WHAT THE TASK ASKS => With the pictures omitted, set down exactly the lines from the one that contains "What data populates" through the last line of the data.

#### MATERIAL SHOWN

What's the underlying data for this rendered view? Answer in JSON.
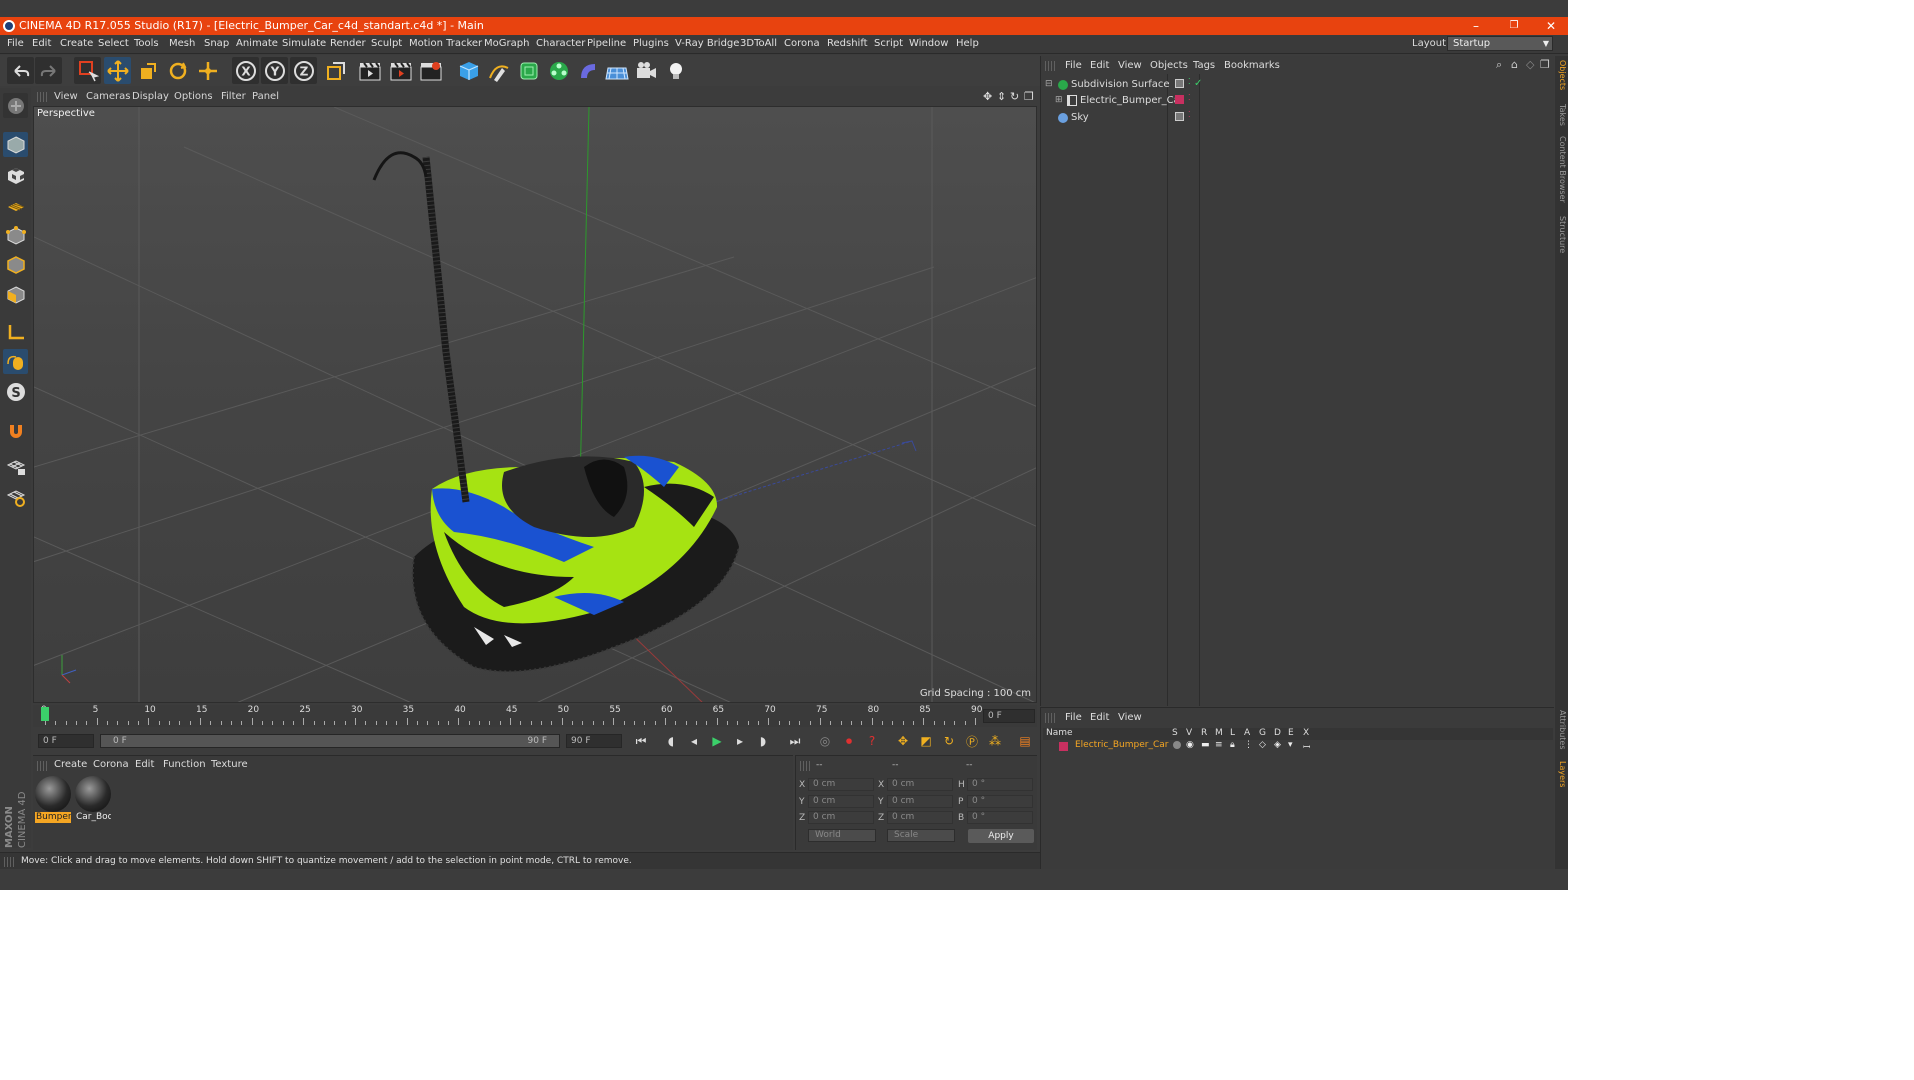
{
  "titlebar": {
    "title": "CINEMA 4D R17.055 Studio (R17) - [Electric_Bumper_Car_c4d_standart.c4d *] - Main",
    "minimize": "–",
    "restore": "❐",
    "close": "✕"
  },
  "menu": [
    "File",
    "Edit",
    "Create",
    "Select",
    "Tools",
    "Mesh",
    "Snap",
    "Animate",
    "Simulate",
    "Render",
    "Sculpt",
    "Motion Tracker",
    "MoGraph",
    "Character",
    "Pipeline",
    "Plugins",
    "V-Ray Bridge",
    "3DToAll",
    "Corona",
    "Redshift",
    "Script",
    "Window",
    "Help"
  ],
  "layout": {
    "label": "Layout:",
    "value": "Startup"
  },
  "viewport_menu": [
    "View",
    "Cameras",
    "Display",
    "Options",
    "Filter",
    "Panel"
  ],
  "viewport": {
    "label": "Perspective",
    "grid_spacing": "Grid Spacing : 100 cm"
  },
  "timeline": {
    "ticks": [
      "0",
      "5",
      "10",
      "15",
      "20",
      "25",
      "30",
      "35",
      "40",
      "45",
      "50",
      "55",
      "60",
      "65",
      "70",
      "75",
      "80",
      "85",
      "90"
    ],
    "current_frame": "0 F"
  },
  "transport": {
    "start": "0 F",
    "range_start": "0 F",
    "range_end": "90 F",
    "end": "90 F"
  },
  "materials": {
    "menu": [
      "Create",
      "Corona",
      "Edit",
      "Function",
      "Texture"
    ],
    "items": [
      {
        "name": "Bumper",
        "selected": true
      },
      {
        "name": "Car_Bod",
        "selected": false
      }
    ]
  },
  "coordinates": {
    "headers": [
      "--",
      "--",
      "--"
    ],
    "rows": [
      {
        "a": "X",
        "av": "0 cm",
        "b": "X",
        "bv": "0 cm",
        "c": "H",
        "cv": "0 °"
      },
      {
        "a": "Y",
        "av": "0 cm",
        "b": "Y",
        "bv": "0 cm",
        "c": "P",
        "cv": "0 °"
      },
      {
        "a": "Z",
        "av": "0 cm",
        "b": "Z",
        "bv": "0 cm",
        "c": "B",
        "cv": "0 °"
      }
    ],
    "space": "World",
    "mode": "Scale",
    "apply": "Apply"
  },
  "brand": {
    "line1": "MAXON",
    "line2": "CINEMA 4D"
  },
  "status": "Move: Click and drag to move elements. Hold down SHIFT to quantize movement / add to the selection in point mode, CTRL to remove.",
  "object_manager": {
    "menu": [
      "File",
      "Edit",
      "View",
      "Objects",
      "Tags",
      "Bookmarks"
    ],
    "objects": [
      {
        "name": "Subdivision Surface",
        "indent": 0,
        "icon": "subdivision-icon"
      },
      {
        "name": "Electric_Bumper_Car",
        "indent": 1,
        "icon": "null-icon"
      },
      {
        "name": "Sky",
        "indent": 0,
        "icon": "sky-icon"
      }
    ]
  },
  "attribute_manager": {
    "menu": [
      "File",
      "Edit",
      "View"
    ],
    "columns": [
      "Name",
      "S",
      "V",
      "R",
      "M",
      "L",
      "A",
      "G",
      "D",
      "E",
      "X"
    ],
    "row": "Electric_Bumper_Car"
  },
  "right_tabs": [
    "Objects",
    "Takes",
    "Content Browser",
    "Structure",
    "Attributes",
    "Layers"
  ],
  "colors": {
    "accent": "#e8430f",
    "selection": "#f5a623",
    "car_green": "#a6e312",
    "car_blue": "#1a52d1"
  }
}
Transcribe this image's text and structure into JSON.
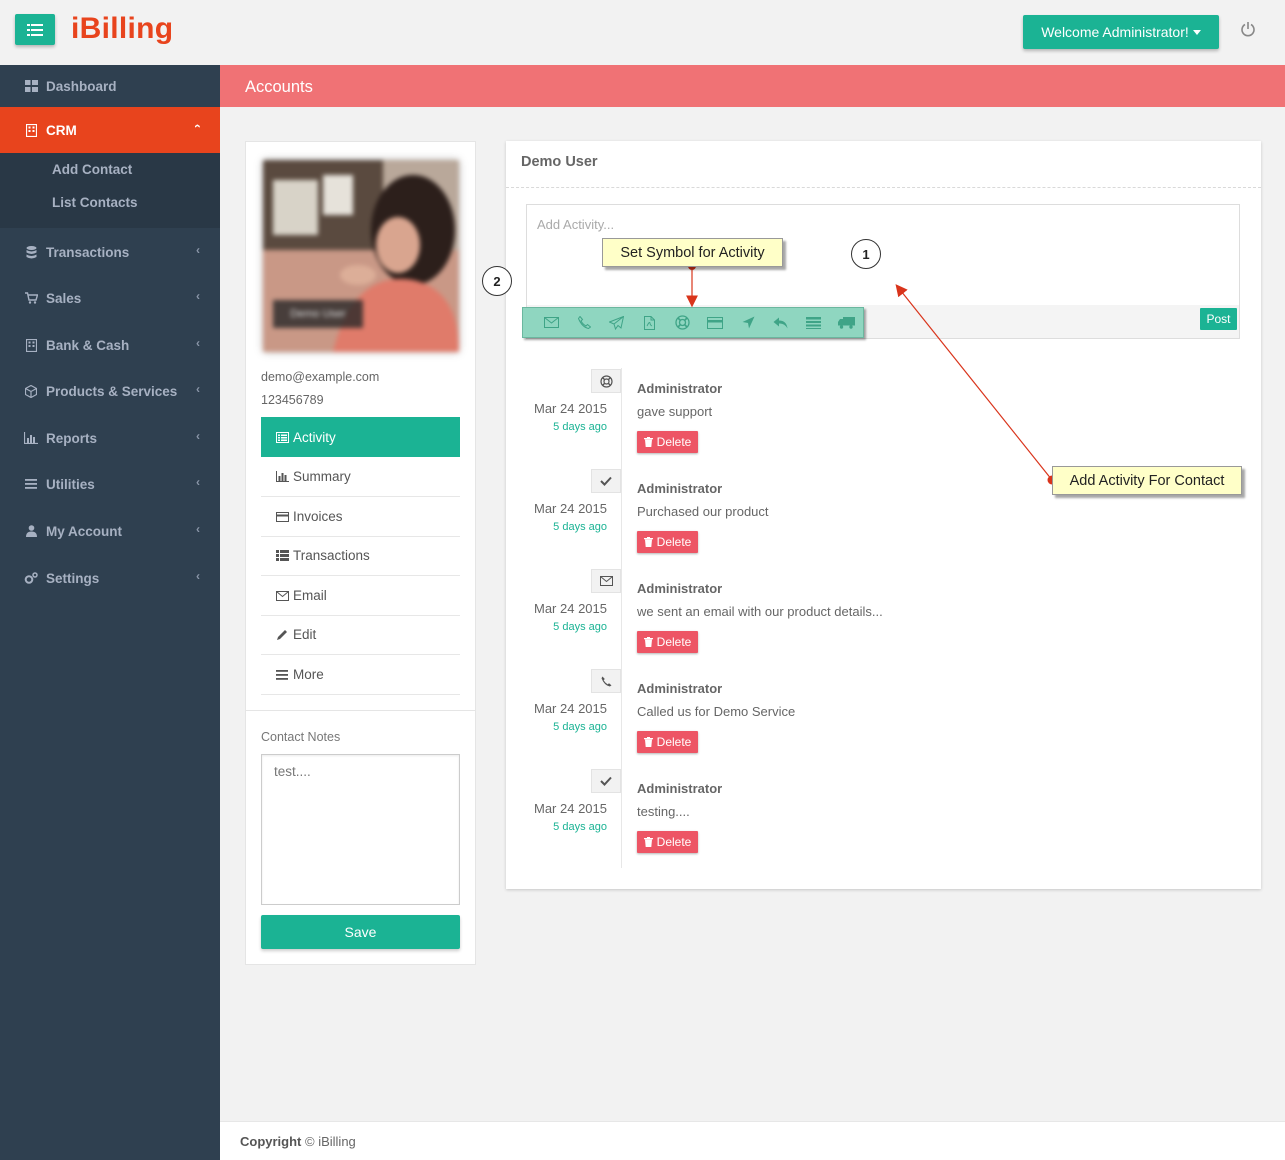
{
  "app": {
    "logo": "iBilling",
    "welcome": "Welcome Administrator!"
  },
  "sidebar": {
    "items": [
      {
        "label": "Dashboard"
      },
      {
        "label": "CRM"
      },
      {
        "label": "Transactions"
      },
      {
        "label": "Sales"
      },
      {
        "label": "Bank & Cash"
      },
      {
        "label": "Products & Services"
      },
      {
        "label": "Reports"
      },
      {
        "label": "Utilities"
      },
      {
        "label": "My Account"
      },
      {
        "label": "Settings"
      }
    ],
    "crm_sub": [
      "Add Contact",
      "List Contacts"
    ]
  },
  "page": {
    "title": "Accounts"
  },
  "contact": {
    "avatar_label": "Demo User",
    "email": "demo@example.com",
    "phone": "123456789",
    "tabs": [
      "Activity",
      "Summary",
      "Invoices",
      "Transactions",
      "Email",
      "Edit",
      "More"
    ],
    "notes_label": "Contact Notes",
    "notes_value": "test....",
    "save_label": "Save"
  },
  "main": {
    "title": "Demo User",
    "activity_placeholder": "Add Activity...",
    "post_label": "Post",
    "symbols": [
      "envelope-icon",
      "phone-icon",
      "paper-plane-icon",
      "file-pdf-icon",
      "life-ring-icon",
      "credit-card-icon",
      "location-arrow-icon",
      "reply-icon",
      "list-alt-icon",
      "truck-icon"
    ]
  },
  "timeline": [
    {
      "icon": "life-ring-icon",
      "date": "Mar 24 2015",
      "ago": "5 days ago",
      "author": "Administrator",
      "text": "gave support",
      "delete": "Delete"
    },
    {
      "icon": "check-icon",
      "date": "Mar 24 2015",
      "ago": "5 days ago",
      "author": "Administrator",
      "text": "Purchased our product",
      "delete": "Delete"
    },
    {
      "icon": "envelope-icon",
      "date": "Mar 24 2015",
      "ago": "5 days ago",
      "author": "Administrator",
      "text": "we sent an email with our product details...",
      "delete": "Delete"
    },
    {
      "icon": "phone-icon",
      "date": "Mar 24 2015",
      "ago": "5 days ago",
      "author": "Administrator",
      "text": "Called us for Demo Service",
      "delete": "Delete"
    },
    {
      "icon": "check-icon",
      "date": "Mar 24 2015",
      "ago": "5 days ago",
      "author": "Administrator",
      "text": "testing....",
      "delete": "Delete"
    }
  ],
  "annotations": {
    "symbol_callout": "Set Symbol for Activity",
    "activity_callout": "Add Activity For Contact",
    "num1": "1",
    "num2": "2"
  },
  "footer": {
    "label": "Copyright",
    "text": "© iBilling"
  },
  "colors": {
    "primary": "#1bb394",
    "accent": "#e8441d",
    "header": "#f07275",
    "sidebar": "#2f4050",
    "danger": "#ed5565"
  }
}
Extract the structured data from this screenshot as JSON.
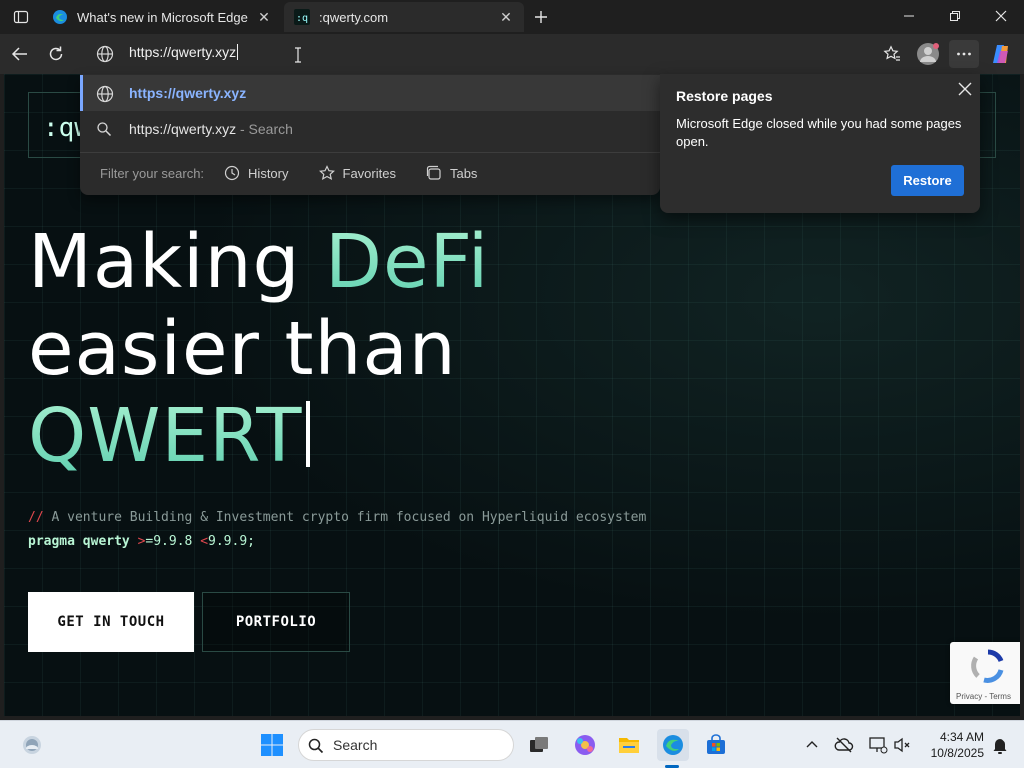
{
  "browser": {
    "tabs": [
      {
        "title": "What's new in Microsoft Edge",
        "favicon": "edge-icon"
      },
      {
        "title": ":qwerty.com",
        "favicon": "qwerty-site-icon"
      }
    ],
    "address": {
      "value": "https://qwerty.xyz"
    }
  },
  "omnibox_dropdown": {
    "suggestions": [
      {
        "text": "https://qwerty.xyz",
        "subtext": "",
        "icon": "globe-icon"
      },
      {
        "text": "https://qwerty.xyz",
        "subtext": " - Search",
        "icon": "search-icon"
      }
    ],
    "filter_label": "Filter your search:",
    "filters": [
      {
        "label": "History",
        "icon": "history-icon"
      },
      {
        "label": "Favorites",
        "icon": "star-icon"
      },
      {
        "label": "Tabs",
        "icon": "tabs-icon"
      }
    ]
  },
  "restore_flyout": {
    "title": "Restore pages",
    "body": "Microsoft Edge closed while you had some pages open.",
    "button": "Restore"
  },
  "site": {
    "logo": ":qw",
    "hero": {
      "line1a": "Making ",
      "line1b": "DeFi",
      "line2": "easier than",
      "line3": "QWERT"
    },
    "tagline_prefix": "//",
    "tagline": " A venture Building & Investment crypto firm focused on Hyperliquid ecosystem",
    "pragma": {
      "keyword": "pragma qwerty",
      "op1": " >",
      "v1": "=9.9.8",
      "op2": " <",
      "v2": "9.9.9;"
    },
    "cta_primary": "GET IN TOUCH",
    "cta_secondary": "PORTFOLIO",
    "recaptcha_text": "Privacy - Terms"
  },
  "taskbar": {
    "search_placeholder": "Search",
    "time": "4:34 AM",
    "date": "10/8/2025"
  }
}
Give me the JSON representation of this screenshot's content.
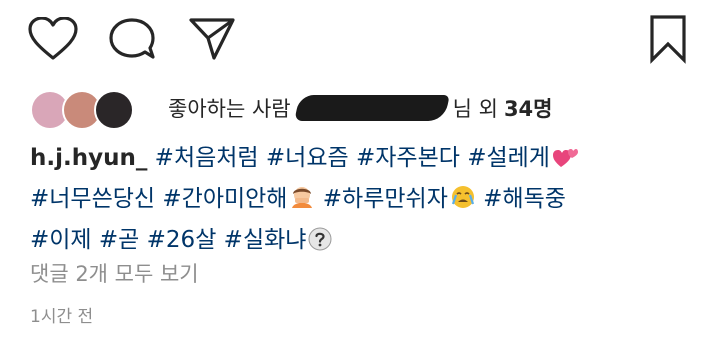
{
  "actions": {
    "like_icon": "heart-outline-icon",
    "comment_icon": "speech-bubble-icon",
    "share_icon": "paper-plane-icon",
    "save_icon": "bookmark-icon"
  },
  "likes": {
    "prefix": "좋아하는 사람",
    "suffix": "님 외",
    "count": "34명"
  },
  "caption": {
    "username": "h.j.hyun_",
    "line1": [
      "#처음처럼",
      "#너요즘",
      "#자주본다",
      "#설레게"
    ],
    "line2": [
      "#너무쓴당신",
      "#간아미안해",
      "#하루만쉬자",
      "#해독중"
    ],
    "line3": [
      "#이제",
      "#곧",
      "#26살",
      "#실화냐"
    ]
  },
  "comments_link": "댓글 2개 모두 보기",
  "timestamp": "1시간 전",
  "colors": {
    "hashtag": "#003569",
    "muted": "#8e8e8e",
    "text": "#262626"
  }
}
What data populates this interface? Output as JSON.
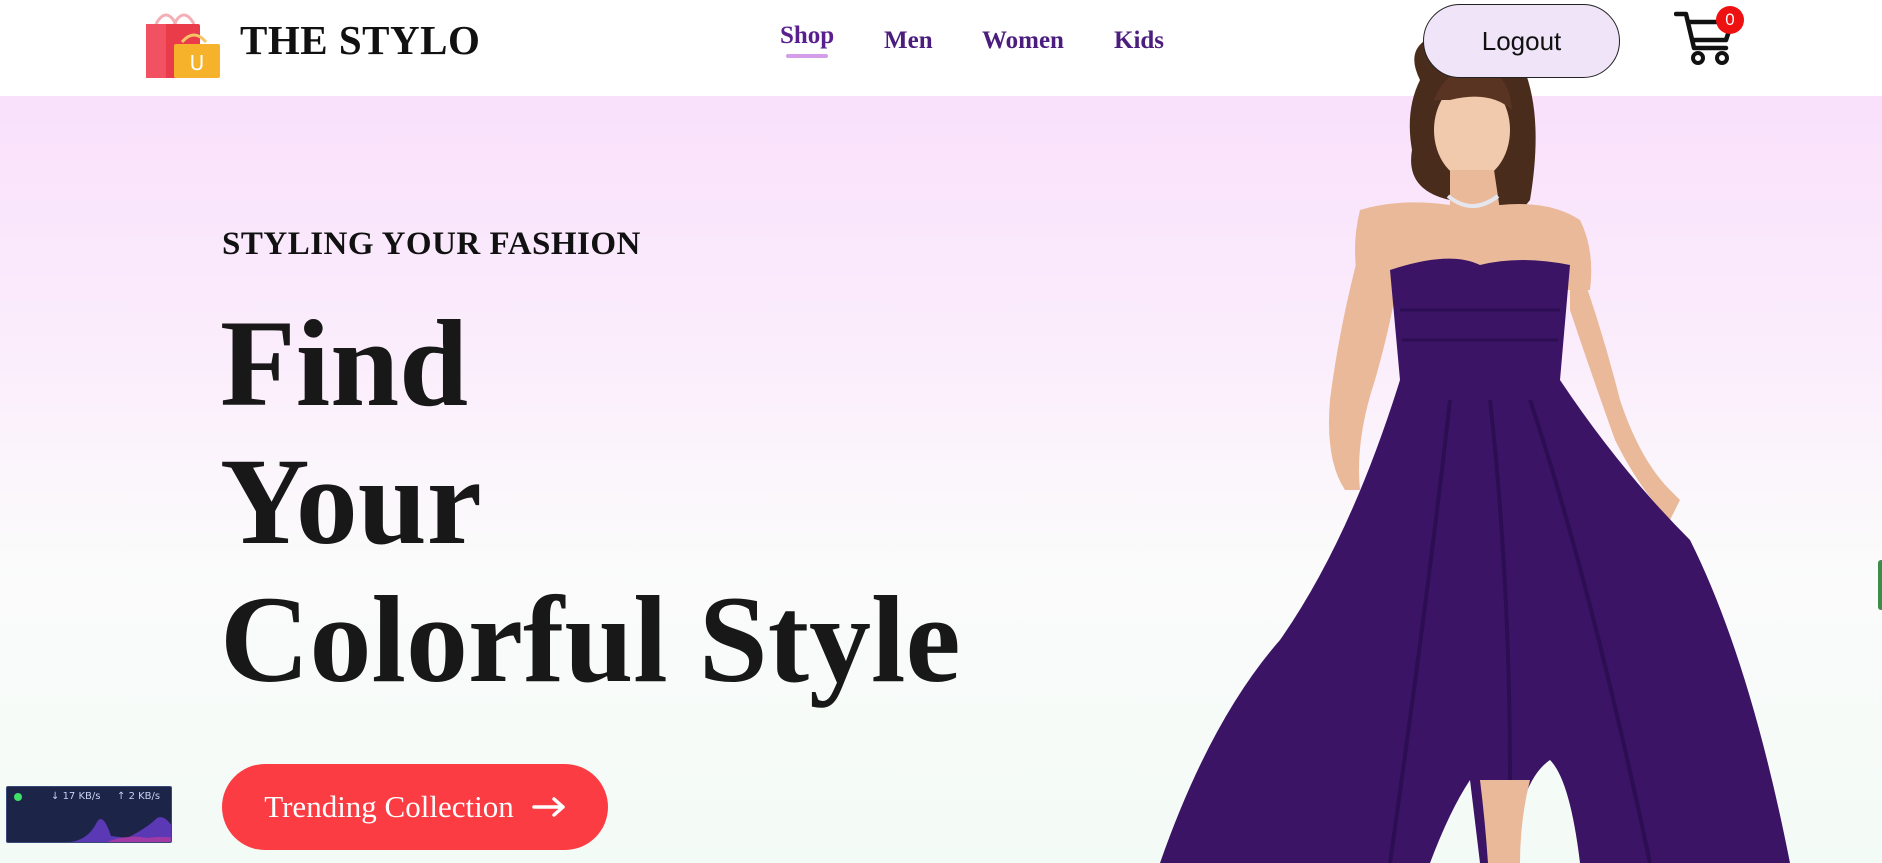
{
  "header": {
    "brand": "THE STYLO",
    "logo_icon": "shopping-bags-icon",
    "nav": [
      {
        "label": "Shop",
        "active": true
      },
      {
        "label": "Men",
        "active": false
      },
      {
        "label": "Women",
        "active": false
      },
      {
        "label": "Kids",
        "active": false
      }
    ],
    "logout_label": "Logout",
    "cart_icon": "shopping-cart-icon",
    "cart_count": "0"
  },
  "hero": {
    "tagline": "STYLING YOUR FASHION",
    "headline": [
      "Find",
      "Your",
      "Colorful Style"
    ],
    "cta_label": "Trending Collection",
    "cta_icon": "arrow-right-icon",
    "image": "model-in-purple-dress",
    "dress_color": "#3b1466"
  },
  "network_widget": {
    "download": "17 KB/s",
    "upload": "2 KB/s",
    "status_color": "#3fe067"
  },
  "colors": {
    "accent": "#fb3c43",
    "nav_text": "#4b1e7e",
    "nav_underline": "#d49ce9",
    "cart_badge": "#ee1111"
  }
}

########

SOLUTION BELOW =>
What data populates this interface? Output as JSON.
{
  "header": {
    "brand": "THE STYLO",
    "logo_icon": "shopping-bags-icon",
    "nav": [
      {
        "label": "Shop",
        "active": true
      },
      {
        "label": "Men",
        "active": false
      },
      {
        "label": "Women",
        "active": false
      },
      {
        "label": "Kids",
        "active": false
      }
    ],
    "logout_label": "Logout",
    "cart_icon": "shopping-cart-icon",
    "cart_count": "0"
  },
  "hero": {
    "tagline": "STYLING YOUR FASHION",
    "headline": [
      "Find",
      "Your",
      "Colorful Style"
    ],
    "cta_label": "Trending Collection",
    "cta_icon": "arrow-right-icon",
    "image": "model-in-purple-dress",
    "dress_color": "#3b1466"
  },
  "network_widget": {
    "download": "17 KB/s",
    "upload": "2 KB/s",
    "status_color": "#3fe067"
  },
  "colors": {
    "accent": "#fb3c43",
    "nav_text": "#4b1e7e",
    "nav_underline": "#d49ce9",
    "cart_badge": "#ee1111"
  }
}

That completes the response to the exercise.